Queensland Attorney-General Jarrod Bleijie. Photo: Glenn Hunt

The $7 million losses caused by delays in the construction of Brisbane's new Children's Hospital at South Brisbane will be investigated by the proposed royal commission into unions, Queensland's Attorney General Jarrod Bleijie said on Sunday.

When the Children's Hospital industrial dispute was broken by Fairfax Media on August 6, 2012, the industrial argument was costing developer Abigroup an estimated $100,000 a day.

The dispute - over subcontractors being underpaid - lasted well into September 2012, before the Queensland Government stepped in.

On Sunday Mr Bleijie said he had spoken with Senator Brandis about the terms of reference for the royal commission being broad enough to look at the Children's Hospital dispute.

"Just on the Children's Hospital site alone, we have had over $7 million that the taxpayer of Queensland lost just in terms of unlawful work stoppages," Mr Bleijie said.

"So if this royal commission uncovers all these operations and makes sure this type of activity doesn't happen in Queensland again, well that's a good thing."

Abigroup, eventually bought out by Lend Lease, is now taking Federal Court action in Brisbane to recover $6.5 million from the CFMEU for unlawful industrial action at the hospital.

Prime Minister Tony Abbott and Federal Attorney General George Brandis will on Monday outline the details of a 12-month inquiry into union behaviour.

It will have the power to compel unions to give evidence into corruption.

It is understood the terms of reference will investigate bribes, secret commissions, corruption and slush funds.

Mr Bleijie said it was time to investigate aspects of industrial action in Queensland.

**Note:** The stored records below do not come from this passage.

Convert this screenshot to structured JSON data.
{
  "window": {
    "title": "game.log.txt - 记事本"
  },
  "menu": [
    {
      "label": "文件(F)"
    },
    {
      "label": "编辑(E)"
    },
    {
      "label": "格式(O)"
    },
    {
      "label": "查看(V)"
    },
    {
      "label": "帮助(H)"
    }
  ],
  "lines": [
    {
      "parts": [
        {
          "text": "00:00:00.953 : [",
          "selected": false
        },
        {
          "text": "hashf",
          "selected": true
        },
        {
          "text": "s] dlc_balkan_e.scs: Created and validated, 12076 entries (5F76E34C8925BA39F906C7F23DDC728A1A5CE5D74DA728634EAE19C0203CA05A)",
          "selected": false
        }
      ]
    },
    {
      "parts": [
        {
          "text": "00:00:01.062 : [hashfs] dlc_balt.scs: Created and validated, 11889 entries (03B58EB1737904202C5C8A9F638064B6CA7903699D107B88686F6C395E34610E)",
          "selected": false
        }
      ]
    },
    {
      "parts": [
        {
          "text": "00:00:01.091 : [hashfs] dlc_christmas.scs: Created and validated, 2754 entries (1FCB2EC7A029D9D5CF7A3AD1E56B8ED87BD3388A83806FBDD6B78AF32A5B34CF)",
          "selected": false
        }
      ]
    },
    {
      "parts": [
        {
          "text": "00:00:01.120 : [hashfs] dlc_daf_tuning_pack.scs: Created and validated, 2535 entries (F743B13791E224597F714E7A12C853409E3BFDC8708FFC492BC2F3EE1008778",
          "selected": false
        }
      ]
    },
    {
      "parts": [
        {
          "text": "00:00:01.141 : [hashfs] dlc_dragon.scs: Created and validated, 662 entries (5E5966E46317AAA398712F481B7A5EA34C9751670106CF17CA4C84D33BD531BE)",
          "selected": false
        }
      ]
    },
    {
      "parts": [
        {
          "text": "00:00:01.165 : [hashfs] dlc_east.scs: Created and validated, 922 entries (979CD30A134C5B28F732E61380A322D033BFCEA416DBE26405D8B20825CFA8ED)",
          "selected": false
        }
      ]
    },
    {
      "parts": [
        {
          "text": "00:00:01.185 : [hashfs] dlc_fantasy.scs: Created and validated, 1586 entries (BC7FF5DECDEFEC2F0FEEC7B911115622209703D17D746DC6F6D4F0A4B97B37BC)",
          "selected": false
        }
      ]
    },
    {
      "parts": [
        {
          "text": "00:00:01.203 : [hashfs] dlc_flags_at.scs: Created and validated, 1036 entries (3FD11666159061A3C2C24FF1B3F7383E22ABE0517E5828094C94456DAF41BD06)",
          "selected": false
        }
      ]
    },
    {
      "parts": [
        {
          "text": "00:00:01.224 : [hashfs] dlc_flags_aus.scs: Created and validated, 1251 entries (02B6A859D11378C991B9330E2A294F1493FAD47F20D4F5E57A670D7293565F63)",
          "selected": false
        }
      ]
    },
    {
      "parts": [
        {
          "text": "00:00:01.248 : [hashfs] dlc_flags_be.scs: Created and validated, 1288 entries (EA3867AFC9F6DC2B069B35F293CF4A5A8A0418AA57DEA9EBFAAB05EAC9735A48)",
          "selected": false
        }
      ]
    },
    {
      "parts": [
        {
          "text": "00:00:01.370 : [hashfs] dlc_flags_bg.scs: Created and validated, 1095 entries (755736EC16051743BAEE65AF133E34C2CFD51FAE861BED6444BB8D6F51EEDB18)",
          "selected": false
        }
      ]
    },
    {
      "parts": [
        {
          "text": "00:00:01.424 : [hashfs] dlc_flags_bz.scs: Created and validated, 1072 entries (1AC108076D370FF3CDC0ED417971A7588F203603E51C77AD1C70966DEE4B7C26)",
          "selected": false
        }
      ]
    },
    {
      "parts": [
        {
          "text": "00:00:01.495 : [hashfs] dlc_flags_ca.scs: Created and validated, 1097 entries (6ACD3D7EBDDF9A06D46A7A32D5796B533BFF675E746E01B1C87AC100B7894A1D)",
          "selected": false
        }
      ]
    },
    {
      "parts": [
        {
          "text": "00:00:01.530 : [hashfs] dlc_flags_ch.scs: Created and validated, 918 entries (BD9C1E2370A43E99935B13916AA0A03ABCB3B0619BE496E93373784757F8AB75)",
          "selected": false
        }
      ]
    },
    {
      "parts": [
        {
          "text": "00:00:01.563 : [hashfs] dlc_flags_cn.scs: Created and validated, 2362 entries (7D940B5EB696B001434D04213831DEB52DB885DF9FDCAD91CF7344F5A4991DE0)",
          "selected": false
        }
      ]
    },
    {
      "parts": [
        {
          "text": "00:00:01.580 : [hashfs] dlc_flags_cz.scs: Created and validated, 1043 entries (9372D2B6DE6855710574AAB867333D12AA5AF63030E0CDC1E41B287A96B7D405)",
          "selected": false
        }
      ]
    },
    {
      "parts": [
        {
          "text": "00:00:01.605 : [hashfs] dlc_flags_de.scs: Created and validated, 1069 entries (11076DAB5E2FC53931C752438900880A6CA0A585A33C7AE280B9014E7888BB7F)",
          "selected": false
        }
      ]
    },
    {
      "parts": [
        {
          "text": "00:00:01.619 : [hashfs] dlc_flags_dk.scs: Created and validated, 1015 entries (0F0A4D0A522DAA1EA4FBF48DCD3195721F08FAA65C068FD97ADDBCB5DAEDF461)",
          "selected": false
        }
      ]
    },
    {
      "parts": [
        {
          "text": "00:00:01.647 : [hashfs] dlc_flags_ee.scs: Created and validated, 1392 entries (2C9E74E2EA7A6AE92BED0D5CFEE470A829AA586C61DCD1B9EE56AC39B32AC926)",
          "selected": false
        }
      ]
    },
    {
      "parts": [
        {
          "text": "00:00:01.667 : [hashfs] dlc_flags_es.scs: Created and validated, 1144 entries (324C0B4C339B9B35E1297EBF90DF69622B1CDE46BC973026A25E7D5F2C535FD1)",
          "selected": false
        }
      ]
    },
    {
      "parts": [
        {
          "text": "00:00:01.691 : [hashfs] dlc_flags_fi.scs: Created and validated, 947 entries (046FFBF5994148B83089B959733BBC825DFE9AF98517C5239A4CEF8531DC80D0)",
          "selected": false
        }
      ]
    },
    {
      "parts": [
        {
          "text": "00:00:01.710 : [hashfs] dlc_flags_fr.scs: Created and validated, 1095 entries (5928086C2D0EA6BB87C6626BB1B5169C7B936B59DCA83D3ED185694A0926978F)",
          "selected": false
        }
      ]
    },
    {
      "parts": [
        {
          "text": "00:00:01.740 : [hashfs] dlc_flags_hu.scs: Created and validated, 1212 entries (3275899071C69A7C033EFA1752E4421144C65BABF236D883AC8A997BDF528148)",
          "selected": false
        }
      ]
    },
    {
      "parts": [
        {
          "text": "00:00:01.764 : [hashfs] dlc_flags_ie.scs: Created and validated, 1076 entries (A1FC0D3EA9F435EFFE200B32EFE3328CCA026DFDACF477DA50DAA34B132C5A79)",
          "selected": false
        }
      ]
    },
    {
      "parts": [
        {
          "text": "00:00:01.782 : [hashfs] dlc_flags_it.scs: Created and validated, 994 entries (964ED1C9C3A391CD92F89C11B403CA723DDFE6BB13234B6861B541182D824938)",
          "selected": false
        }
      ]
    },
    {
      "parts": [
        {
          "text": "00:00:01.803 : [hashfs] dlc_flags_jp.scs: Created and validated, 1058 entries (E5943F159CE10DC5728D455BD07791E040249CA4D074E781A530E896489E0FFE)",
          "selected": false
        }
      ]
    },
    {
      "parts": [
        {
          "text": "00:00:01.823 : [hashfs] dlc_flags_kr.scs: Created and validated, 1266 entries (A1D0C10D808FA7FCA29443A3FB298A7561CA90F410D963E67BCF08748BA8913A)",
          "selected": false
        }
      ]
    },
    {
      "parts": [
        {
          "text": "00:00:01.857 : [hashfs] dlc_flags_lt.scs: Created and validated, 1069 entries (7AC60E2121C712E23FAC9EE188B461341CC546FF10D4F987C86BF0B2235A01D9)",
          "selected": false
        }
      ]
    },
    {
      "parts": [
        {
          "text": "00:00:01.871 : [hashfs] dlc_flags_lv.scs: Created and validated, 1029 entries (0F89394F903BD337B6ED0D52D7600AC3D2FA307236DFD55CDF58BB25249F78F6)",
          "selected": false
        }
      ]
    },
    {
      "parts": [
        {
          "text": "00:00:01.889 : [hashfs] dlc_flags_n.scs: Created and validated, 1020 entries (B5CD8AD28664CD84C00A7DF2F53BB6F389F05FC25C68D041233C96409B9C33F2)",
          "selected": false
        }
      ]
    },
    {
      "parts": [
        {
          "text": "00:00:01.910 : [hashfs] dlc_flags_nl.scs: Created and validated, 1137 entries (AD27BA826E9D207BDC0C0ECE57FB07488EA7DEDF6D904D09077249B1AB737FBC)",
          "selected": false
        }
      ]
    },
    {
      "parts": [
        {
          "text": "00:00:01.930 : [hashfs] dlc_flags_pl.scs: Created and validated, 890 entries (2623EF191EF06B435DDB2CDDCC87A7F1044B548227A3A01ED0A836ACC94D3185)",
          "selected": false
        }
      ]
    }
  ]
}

"What I think is of particular interest in unlawful industral disputation in Queensland," he said.

"And I think the time has come for the unions to shine the light into their organisations.

"We have lost millions of dollars on unlawful industrial disputations on Queeensland building sites."

Mr Bleijie said he had spoken with Senator Brandis about the terms of reference for the royal commission being broad enough to look at the Children's Hospital dispute.

"Just on the Children's Hospital site alone we have had over $7 million that the taxpayer of Queensland lost just in terms of unlawful work stoppages," he said.

"So if this royal commission uncovers all these operations and makes sure this type of activity doesn't happen in Queensland again, well that's a good thing."

Other allegations of "off the book payments" are also to be investigated.

The inquiry will be headed by former High Court justice John Dyson Heydon.

Federal Opposition Leader Bill Shorten agreed criminal activities should be investigted, however he criticised the government's plans for a royal commission.

He said a royal commission into unions was a political stunt that would cost $100 million.

"This is a job for police, not politicians," Mr Shorten said.

"The politicians should get out of the way and let the police get on and do their job."

Mr Shorten said he believed if the federal government wanted to look at problems on construction sites, employers as well as unions should be examined.

"The government just wants to say that if there is any problems in building and construction, it's a union issue," Mr Shorten said.

ACTU president Ged Kearney dubbed the commission an expensive "witch-hunt", and said it was police who should probe union corruption.

The Greens also said police should investigate the allegations.

"The Australian people will see (a royal commission) for what it is, the first step in the government's assault on wages and conditions," Greens deputy leader Adam Bandt said.